WHAT YOU HAVE TO DO →
Every line of the records below that holds the word "JSON" should be copied out.

SUPPLIED ENTRIES →
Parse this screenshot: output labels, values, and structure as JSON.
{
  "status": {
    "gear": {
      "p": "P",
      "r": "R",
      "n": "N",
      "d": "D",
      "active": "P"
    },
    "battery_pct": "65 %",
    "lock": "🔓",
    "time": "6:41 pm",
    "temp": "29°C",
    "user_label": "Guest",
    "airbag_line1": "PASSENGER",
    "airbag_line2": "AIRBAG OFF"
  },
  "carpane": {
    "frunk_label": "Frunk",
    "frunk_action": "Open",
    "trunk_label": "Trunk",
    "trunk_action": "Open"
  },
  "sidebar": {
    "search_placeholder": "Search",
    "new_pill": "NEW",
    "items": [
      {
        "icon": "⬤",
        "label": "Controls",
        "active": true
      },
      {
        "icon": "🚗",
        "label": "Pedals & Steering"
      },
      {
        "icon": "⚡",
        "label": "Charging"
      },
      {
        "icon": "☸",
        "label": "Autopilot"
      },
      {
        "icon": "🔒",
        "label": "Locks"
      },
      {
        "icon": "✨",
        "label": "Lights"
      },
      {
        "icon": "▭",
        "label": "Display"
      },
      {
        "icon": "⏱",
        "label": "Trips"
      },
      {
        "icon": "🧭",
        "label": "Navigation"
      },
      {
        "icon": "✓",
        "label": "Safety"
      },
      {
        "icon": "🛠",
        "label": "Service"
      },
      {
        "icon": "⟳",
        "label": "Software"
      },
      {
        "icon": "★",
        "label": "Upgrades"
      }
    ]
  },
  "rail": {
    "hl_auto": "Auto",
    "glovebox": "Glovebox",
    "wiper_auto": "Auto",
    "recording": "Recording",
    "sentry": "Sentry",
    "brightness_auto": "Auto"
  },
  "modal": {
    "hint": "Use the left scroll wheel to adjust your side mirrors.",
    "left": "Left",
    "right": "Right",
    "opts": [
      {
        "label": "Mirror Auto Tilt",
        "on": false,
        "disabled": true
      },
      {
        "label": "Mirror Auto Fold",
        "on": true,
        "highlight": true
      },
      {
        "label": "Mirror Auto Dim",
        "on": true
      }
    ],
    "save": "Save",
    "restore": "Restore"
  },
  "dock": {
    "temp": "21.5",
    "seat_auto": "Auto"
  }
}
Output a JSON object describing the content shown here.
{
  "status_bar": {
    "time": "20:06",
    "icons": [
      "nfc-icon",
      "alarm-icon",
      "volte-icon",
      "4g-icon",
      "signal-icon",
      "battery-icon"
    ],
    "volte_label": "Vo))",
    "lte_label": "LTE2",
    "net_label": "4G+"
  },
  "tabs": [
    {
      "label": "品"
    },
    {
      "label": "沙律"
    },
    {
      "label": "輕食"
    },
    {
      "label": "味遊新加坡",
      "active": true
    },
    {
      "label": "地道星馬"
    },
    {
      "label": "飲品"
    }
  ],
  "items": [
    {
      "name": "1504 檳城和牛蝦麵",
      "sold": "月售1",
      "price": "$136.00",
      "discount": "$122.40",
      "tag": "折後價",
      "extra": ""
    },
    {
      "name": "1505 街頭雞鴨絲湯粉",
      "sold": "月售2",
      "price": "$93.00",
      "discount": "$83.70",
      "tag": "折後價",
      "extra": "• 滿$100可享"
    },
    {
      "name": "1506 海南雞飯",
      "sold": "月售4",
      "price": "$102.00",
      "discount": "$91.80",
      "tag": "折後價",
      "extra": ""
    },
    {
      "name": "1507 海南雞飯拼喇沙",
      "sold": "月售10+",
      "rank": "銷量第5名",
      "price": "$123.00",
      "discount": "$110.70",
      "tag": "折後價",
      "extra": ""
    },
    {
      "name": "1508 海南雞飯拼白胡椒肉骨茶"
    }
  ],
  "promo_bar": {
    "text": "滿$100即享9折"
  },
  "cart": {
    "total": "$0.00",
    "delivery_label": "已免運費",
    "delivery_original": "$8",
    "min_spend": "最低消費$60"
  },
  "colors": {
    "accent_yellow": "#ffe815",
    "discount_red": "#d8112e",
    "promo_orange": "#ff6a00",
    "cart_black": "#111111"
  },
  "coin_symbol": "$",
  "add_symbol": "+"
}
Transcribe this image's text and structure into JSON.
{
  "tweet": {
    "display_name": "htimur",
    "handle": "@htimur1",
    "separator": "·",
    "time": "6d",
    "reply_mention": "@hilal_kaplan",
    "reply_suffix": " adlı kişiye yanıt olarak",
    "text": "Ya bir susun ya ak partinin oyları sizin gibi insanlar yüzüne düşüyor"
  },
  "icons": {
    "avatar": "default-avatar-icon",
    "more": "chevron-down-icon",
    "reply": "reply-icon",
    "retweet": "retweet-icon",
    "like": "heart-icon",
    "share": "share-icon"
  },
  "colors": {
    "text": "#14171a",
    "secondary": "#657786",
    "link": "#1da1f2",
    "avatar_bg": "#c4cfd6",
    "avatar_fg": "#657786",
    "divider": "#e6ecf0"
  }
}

OUTPUT OF THE EXERCISE →
Parse this screenshot: output labels, values, and structure as JSON.
Output a JSON object describing the content shown here.
Transcribe this image's text and structure into JSON.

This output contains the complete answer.